Marijuana charges were dismissed recently in Chicago after it was shown that no less than
five officers perjured themselves in a pretrial suppression hearing.
Drug cases more often than not involve situations in which law enforcement must abide
by certain constitutional standards when gathering evidence that will
be used in a jury trial. Knowing that critical evidence will be suppressed
if they do not comply with the laws pertaining to search and seizure,
the incentive for officers to lie is huge and ever-present. The vast majority
of the time, it works. Here, in this case, five officers were caught red-handed
and the prosecution was forced to dismiss the marijuana charges that the
defendant was facing.
Evidentiary Hearing Contesting Evidence Underlying The Marijuana Charges
Late last month five police officers took the stand in a Chicago courtroom
seeking to justify the legality of the search of a criminal suspect's
car. Realizing that the case against the defendant was in grave jeopardy,
all five officers told a specific version of the event.
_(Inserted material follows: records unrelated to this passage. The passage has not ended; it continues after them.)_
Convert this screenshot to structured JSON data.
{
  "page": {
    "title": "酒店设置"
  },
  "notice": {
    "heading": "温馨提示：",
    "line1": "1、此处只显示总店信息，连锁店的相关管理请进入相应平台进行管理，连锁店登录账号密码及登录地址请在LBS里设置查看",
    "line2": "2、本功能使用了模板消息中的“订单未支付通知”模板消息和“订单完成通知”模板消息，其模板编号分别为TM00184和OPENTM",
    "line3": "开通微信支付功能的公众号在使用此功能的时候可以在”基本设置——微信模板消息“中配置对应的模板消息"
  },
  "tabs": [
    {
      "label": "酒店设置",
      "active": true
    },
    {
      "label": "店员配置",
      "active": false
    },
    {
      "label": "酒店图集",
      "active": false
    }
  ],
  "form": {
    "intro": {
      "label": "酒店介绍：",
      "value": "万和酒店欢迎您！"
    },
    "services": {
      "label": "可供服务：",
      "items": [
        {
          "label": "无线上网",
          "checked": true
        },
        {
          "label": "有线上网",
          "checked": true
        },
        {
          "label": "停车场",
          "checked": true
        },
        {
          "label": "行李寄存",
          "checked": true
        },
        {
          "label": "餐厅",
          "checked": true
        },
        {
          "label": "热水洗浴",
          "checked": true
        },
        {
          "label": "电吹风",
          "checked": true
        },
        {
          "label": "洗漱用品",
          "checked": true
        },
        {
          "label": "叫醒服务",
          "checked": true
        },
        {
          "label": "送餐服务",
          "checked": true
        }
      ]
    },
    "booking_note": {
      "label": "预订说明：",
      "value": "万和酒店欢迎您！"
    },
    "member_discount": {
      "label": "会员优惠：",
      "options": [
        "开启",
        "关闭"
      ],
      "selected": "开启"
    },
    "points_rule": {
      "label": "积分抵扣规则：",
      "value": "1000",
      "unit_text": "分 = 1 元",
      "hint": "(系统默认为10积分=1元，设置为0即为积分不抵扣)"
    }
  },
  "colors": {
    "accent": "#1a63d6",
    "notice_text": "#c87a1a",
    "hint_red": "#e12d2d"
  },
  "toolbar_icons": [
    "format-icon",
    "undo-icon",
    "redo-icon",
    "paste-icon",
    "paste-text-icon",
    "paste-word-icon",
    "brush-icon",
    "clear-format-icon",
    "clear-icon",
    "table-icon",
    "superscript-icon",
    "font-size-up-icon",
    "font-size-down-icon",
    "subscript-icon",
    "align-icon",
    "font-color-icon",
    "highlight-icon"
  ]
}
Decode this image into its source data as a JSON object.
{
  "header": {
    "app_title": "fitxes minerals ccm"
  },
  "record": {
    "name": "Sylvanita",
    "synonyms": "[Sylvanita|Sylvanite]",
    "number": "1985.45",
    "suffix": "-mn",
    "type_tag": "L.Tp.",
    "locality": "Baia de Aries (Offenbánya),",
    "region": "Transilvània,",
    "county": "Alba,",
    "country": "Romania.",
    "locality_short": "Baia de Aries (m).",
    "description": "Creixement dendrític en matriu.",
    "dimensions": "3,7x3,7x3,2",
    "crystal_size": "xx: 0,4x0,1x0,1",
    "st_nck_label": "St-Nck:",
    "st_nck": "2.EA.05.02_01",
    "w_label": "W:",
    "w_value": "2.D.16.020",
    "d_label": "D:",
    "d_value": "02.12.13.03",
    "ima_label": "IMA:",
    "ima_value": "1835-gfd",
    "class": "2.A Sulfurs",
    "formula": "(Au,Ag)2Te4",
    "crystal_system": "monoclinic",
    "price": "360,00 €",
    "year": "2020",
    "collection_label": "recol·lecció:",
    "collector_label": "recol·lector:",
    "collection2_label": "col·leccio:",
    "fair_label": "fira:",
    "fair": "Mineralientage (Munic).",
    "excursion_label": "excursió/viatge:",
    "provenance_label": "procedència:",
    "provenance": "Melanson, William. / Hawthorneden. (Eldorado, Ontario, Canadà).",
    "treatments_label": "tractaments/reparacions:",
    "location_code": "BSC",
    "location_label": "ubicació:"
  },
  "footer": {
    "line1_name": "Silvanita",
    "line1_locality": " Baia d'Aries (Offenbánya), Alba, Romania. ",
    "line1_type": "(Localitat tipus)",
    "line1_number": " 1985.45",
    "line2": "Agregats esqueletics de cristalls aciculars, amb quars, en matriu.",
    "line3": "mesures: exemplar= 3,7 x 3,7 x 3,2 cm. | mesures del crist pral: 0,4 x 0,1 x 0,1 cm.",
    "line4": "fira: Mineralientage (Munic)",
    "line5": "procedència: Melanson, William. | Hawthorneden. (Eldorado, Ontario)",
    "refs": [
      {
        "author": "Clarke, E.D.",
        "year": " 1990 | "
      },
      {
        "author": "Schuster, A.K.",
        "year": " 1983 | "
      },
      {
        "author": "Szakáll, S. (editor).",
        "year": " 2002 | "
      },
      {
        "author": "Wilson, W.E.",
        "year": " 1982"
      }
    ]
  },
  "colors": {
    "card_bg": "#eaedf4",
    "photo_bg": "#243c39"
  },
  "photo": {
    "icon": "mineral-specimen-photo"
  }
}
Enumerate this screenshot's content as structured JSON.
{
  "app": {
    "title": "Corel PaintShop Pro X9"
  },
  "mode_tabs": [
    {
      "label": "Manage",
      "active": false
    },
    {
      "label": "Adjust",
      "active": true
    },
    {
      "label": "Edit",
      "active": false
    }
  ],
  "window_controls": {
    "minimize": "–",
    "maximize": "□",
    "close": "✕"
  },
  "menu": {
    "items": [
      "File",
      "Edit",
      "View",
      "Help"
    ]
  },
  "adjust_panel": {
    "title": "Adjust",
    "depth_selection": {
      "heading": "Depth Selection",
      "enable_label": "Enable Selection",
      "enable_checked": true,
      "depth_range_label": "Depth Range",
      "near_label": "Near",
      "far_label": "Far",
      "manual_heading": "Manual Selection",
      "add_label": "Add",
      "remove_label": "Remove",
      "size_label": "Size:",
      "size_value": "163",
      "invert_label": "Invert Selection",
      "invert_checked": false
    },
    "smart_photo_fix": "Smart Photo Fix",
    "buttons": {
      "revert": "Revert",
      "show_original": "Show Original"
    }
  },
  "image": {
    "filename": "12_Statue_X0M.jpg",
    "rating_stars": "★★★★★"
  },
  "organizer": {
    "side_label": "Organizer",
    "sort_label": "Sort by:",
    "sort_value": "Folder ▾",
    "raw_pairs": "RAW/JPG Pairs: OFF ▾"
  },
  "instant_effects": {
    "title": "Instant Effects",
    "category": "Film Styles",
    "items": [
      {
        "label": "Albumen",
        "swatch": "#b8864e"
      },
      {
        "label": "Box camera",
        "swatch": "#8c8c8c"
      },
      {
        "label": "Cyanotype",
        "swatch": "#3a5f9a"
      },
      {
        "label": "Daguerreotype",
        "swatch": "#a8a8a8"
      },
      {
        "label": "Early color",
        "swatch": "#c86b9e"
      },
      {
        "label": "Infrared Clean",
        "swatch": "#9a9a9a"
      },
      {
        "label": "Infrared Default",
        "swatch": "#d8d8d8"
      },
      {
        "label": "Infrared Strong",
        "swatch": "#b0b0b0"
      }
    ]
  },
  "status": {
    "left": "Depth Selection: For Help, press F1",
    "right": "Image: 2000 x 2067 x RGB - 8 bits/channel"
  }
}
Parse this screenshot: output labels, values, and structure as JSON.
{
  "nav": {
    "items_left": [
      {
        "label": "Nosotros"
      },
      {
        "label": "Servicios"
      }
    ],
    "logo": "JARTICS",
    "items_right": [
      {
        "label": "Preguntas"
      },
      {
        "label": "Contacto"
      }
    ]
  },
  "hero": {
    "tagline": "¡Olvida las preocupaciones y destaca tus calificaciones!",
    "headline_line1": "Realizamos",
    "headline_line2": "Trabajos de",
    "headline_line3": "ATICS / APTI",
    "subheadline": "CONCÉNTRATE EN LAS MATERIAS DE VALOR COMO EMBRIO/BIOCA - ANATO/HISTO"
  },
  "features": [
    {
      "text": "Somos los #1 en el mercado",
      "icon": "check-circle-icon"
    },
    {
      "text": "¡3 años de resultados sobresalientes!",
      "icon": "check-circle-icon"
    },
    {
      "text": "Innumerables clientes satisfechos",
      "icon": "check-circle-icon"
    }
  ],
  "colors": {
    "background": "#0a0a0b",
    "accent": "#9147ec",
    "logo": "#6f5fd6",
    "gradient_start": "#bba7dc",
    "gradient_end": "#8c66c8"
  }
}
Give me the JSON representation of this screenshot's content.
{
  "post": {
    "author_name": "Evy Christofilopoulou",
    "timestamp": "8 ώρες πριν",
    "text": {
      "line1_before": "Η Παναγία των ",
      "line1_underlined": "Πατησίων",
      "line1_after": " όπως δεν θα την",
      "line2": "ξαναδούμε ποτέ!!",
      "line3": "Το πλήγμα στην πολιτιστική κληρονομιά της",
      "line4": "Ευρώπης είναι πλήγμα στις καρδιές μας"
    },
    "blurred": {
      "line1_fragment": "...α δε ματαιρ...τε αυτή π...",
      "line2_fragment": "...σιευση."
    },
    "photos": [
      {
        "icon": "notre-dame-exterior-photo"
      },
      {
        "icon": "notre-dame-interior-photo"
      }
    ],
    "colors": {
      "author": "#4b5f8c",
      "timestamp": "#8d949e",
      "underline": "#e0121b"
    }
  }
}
The testimony
was precisely consistent on the essential facts pertaining to the search,
which was the basis of the marijuana charges. Incredibly, the officers
were unaware of the existence of a police video that entirely contradicted
their sworn testimony. The defense, however, was not unaware of the video.
When cross-examining the officers, the defense painstakingly committed
the officers to each of the lies to which they had sworn on direct examination.
The defense then played the police department's own video footage,
which showed the officers blatantly lying under oath. Cook County Circuit Judge
Catherine Haberkorn, a former prosecutor, was outraged. "All officers lied on the stand
today. All their testimony was a lie. So there's strong evidence it
was conspiracy to lie in this case, for everybody to come up with the
same lie. Many, many, many, many times they all lied." After excoriating
the officers on the record for their obvious orchestrated lies, Judge
Haberkorn suppressed the search and arrest of the defendant, leading prosecutors
to quickly dismiss the felony marijuana charges.